Hydroelectric Power Plant - Thrust Bearing
Incorrect Oil Make-up / Bearing Delamination
The wear metal chart shows an increase in the tin (Sn) level that returned to normal levels after the oil change, however the lead level continued to rise. The additive levels, specifically phosphorus (P) and sulphur (S), had changed significantly indicating a top-up with different oil had most likely occurred.
Figure - Additive levels of phosphorus and sulphur (top graph) had changed dramatically. Tin levels increase dramatically (lower graph) at the same time.
Based on the oil analysis findings the Plant Mechanical Engineer made the decision to take the 2.5 MW hydroelectric generating unit out of service in order to inspect the bearings on the turbine main horizontal shaft. The main shaft is roughly 10” in diameter with the collars being an inch or 2 greater. The inspection showed that an area of delamination (babbitt had flaked away from the bearing backing) on the #2 thrust bearing.
Figure - The main bearing (left) exhibits delamination of the Babbitt overlay (inset picture on right).
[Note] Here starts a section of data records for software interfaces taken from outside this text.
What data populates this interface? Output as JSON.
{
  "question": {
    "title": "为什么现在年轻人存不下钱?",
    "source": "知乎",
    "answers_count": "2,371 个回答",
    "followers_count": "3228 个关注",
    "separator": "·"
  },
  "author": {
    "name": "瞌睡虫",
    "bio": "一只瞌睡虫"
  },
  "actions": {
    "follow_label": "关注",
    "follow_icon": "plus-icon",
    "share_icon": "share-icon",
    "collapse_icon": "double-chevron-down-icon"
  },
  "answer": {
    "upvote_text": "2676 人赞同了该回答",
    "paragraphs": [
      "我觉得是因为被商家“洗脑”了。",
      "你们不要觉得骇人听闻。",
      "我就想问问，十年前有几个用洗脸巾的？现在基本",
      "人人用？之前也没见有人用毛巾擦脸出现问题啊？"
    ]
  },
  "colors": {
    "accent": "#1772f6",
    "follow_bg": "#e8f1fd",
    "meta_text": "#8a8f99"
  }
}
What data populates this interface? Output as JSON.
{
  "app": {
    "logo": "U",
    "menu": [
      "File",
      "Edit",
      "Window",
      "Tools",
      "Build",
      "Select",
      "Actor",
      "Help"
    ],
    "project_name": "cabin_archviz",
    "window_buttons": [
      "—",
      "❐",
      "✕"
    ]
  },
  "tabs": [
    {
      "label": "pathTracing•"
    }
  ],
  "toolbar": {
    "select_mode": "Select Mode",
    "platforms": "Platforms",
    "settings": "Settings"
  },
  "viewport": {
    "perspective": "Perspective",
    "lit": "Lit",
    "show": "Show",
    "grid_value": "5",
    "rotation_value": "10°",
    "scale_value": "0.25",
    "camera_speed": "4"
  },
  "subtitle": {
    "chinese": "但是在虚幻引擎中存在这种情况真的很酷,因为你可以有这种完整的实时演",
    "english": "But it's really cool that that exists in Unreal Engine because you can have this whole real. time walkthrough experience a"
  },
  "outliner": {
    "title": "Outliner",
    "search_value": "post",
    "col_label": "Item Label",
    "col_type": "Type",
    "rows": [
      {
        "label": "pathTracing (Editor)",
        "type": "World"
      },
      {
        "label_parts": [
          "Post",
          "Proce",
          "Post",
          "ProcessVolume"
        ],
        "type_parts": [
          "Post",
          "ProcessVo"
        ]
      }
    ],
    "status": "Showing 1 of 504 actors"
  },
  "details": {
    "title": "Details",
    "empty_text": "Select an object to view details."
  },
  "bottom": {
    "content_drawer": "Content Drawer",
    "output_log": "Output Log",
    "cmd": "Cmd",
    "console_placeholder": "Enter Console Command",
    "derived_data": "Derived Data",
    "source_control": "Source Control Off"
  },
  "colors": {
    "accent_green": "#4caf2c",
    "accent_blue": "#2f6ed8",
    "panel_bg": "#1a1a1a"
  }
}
It was decided that the bearing would be put back into operation and repaired at the next shut-down since that outage was to be longer and would provide the necessary time to repair the bearing. The oil was changed and the unit was put back in service. Unfortunately, as the bearing began to fail, the vibration in the power turbine unit became so excessive that it shook the plant and caused a number of machines to move on their mountings. The end result was a forced shut-down of the plant for three months to re-mount all the equipment (and to repair the thrust bearing on this power unit).
Diesel Engine - Cylinder Assembly
Dirt Ingression causing Cylinder Assembly Wear
With reciprocating machinery, such as a diesel engine, the wear particles generated tend to be small (<10 microns). As a result, ICP analysis can easily pinpoint the specific wear modes and conditions of the machine.
Figure - ICP analysis is excellent at pinpointing wearing components and ingressed contaminants.
This oil sample is from a Detroit 6V71 diesel engine. The iron (cylinders), chromium (rings), aluminum (piston), and tin (piston flashing) levels are abnormal to severe. The silicon (dirt) level is also severe. The diagnosis is that high dirt levels are creating severe cylinder assembly wear.
Figure - Dirt particles that fit between the clearances in components interrupt the lubricant film and cause wear to the machinery. Dirt particles can actually lodge into soft metals and proceed to carve out metal from opposing component surfaces.
If the dirt ingression was not severe a simple oil, oil filter and air filter change following an oil flush may correct the situation. If there was significant coarse dirt ingression then it may be necessary to do a bottom-end overhaul to replace the engine main bearings.